WHAT TO WORK ON:
After reading the data, copy it out in full and exactly.

PROVIDED RECORDS:
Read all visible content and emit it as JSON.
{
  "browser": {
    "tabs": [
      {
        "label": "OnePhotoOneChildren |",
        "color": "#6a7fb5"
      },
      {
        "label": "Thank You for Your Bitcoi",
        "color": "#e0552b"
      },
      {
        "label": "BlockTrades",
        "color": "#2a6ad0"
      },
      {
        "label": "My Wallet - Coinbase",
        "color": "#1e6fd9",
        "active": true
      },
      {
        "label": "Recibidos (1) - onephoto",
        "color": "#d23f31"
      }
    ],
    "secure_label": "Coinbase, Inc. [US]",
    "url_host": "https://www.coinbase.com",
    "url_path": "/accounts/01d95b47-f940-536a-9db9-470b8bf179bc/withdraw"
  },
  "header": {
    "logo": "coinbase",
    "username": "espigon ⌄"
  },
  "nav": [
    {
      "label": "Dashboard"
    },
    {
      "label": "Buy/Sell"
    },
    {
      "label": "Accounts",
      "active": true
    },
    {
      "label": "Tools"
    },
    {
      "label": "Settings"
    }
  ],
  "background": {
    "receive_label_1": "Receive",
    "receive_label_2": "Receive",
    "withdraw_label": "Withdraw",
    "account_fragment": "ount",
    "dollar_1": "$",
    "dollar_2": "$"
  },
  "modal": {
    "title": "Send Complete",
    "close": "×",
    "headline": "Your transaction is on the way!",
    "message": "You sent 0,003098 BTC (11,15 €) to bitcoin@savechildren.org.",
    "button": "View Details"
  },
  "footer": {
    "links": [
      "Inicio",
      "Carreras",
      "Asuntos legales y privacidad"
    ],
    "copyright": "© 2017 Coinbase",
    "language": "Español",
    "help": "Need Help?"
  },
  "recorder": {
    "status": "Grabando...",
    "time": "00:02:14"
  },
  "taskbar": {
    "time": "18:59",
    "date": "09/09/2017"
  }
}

ANSWER TO THIS TASK:
Read all visible content and emit it as JSON.
{
  "browser": {
    "tabs": [
      {
        "label": "OnePhotoOneChildren |",
        "color": "#6a7fb5"
      },
      {
        "label": "Thank You for Your Bitcoi",
        "color": "#e0552b"
      },
      {
        "label": "BlockTrades",
        "color": "#2a6ad0"
      },
      {
        "label": "My Wallet - Coinbase",
        "color": "#1e6fd9",
        "active": true
      },
      {
        "label": "Recibidos (1) - onephoto",
        "color": "#d23f31"
      }
    ],
    "secure_label": "Coinbase, Inc. [US]",
    "url_host": "https://www.coinbase.com",
    "url_path": "/accounts/01d95b47-f940-536a-9db9-470b8bf179bc/withdraw"
  },
  "header": {
    "logo": "coinbase",
    "username": "espigon ⌄"
  },
  "nav": [
    {
      "label": "Dashboard"
    },
    {
      "label": "Buy/Sell"
    },
    {
      "label": "Accounts",
      "active": true
    },
    {
      "label": "Tools"
    },
    {
      "label": "Settings"
    }
  ],
  "background": {
    "receive_label_1": "Receive",
    "receive_label_2": "Receive",
    "withdraw_label": "Withdraw",
    "account_fragment": "ount",
    "dollar_1": "$",
    "dollar_2": "$"
  },
  "modal": {
    "title": "Send Complete",
    "close": "×",
    "headline": "Your transaction is on the way!",
    "message": "You sent 0,003098 BTC (11,15 €) to bitcoin@savechildren.org.",
    "button": "View Details"
  },
  "footer": {
    "links": [
      "Inicio",
      "Carreras",
      "Asuntos legales y privacidad"
    ],
    "copyright": "© 2017 Coinbase",
    "language": "Español",
    "help": "Need Help?"
  },
  "recorder": {
    "status": "Grabando...",
    "time": "00:02:14"
  },
  "taskbar": {
    "time": "18:59",
    "date": "09/09/2017"
  }
}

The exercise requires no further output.